(Data supplied Opens)

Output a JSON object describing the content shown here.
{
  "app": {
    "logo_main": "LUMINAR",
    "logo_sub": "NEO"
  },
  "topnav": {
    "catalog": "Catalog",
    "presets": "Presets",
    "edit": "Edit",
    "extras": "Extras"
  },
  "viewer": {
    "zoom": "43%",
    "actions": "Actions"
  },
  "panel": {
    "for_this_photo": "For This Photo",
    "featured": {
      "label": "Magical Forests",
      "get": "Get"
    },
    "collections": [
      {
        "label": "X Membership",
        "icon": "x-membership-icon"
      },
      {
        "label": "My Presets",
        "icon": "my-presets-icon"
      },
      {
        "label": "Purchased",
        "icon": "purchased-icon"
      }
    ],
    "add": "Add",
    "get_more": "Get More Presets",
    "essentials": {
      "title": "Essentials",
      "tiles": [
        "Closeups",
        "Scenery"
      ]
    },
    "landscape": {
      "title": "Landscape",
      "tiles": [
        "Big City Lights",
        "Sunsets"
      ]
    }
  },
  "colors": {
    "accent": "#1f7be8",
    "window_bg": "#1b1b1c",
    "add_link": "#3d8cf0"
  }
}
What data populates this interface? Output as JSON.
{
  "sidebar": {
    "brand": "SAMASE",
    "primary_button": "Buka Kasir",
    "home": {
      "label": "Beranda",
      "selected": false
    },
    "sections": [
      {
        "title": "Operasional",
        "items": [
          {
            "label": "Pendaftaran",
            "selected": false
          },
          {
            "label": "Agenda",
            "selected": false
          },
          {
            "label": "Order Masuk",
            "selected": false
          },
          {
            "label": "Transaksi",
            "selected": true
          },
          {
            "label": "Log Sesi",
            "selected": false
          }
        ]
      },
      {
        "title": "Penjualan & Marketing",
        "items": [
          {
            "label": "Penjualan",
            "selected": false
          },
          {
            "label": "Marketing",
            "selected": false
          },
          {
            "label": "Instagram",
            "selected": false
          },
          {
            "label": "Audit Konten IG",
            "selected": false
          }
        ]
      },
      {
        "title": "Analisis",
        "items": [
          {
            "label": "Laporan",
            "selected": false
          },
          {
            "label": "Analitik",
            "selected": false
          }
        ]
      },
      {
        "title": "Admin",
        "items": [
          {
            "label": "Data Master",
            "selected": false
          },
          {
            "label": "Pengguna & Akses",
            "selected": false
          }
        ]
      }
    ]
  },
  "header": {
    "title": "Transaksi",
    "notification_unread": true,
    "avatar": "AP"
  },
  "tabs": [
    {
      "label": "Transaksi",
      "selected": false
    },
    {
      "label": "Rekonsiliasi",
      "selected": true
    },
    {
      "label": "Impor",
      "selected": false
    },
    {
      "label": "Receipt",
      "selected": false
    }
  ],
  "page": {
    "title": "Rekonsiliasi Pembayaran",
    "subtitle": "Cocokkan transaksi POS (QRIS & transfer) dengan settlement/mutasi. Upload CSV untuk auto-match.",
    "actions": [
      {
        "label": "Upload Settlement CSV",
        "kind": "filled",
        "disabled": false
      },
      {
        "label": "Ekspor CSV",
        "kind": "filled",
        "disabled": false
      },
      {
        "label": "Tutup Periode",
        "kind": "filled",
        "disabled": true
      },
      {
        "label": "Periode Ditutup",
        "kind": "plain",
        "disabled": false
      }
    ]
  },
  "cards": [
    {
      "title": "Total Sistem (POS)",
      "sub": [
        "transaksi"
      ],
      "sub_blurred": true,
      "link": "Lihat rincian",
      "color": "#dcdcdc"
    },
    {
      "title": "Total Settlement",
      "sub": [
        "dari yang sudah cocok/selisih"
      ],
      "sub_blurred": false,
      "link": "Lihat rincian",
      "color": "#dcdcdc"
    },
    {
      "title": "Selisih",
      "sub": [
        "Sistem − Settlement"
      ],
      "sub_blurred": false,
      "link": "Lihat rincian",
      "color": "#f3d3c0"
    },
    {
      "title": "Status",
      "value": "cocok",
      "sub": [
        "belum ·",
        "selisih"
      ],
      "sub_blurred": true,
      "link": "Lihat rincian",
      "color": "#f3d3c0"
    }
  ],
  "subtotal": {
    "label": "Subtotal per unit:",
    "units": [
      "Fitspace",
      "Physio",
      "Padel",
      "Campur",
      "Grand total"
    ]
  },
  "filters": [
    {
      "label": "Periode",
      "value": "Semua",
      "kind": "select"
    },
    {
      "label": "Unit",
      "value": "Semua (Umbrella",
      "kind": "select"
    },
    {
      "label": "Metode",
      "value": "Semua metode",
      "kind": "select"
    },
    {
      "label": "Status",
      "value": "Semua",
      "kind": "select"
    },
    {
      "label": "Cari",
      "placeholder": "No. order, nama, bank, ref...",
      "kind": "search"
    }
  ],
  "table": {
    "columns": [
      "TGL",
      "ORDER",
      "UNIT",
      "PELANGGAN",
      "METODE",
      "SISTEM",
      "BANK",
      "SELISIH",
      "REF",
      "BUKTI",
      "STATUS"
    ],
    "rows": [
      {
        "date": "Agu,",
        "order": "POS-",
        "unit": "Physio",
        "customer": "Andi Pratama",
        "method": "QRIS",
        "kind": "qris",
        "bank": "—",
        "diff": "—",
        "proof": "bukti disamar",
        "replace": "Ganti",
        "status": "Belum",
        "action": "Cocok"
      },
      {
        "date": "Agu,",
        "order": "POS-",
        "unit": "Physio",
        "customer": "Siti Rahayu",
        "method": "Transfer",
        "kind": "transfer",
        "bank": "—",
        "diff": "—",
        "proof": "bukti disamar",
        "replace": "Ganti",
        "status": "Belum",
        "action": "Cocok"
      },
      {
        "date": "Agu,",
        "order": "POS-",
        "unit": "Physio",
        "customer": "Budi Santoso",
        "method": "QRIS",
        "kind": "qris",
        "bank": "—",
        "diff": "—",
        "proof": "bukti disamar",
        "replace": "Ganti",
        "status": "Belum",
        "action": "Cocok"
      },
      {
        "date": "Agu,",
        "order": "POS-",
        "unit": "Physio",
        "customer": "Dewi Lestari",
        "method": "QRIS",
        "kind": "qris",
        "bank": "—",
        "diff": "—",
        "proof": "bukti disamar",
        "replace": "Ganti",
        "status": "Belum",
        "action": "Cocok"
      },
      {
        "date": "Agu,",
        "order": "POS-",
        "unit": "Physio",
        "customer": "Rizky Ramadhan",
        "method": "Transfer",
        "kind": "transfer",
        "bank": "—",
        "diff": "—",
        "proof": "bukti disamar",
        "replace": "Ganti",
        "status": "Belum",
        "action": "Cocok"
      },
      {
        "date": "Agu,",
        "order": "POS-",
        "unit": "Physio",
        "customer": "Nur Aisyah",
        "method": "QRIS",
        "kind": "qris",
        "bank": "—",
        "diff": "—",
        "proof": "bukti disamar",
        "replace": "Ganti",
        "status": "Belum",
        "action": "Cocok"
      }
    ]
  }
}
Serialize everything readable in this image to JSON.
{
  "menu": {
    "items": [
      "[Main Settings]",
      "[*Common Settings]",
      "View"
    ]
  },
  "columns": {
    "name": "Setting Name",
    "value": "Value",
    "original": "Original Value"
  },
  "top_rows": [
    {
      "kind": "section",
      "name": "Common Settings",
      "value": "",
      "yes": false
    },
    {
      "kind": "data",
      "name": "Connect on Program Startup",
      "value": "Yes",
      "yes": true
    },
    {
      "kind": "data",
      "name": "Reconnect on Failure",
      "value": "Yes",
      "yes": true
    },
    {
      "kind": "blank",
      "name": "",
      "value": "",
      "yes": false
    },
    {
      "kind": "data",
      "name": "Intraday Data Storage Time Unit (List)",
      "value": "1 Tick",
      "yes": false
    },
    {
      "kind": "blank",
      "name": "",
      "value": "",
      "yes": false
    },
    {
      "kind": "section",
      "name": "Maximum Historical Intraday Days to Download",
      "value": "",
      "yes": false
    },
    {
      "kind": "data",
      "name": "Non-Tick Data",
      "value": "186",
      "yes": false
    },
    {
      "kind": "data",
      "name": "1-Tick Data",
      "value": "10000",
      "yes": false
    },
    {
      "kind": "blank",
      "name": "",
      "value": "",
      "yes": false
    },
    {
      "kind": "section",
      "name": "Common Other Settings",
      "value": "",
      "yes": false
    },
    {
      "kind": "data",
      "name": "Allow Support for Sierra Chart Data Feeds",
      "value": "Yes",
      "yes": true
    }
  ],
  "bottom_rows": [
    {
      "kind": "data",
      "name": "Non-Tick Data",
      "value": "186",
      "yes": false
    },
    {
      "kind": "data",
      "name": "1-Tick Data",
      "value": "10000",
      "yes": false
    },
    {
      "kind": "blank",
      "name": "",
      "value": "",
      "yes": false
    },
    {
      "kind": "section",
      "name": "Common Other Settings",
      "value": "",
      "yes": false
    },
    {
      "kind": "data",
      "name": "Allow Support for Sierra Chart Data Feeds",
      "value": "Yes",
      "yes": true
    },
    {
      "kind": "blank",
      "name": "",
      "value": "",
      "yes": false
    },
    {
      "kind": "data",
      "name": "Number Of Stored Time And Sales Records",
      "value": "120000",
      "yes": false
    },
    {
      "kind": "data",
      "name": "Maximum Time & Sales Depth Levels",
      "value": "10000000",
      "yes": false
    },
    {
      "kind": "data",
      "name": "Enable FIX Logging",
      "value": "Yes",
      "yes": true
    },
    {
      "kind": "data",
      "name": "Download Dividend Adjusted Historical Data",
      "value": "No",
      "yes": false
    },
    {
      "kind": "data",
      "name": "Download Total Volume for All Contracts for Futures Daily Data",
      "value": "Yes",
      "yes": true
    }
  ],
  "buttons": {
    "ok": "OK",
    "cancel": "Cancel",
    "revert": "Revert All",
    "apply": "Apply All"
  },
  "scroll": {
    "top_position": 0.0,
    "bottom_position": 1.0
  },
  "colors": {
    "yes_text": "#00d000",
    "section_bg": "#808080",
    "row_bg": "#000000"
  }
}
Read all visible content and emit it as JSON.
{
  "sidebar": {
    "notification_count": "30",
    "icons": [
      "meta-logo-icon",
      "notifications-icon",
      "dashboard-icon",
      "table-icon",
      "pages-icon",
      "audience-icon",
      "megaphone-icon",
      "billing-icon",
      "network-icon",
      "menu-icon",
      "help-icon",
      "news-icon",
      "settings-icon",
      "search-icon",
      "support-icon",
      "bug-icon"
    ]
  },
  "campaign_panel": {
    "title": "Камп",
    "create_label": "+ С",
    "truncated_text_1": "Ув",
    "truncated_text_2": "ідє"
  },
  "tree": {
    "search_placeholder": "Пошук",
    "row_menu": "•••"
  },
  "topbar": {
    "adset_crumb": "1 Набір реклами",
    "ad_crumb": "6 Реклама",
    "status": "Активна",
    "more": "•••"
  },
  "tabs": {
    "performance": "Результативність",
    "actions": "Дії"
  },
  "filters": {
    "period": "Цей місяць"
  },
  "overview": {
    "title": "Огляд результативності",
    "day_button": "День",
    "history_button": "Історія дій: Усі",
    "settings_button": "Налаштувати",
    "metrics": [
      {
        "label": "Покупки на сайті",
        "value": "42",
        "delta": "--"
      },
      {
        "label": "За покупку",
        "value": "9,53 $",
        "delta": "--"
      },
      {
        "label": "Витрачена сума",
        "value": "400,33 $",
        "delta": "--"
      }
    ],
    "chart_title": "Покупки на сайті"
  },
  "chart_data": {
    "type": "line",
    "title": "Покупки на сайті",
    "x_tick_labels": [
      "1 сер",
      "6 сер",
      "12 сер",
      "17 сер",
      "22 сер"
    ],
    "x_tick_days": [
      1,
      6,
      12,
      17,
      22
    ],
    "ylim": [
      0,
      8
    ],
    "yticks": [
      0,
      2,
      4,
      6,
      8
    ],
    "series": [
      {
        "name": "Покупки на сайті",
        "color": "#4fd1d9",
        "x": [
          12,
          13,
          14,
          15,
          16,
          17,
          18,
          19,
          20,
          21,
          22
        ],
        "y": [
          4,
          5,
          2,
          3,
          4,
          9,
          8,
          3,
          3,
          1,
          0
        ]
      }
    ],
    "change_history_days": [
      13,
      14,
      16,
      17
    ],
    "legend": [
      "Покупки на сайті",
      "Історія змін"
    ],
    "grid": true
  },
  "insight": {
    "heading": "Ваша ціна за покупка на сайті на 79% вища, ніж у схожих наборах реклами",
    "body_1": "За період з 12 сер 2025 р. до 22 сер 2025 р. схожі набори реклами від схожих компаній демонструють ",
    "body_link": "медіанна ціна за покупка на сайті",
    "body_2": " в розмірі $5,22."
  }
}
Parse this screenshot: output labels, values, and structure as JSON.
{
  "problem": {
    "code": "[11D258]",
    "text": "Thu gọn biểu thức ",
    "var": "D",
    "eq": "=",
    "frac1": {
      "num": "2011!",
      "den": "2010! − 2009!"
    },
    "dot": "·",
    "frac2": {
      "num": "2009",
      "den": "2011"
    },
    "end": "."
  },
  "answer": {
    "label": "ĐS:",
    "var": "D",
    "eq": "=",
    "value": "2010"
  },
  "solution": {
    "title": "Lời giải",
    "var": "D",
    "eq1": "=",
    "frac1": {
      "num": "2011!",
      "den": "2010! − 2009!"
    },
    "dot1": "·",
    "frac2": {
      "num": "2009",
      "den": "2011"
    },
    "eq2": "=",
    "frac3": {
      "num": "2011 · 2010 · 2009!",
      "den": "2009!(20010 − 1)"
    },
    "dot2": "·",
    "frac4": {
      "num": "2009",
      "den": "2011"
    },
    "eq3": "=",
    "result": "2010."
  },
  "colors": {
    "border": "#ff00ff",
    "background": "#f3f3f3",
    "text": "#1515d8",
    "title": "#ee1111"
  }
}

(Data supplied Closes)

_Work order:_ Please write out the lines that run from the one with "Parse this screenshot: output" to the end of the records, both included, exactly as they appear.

_Answer to this exercise:_
Parse this screenshot: output labels, values, and structure as JSON.
{
  "problem": {
    "code": "[11D258]",
    "text": "Thu gọn biểu thức ",
    "var": "D",
    "eq": "=",
    "frac1": {
      "num": "2011!",
      "den": "2010! − 2009!"
    },
    "dot": "·",
    "frac2": {
      "num": "2009",
      "den": "2011"
    },
    "end": "."
  },
  "answer": {
    "label": "ĐS:",
    "var": "D",
    "eq": "=",
    "value": "2010"
  },
  "solution": {
    "title": "Lời giải",
    "var": "D",
    "eq1": "=",
    "frac1": {
      "num": "2011!",
      "den": "2010! − 2009!"
    },
    "dot1": "·",
    "frac2": {
      "num": "2009",
      "den": "2011"
    },
    "eq2": "=",
    "frac3": {
      "num": "2011 · 2010 · 2009!",
      "den": "2009!(20010 − 1)"
    },
    "dot2": "·",
    "frac4": {
      "num": "2009",
      "den": "2011"
    },
    "eq3": "=",
    "result": "2010."
  },
  "colors": {
    "border": "#ff00ff",
    "background": "#f3f3f3",
    "text": "#1515d8",
    "title": "#ee1111"
  }
}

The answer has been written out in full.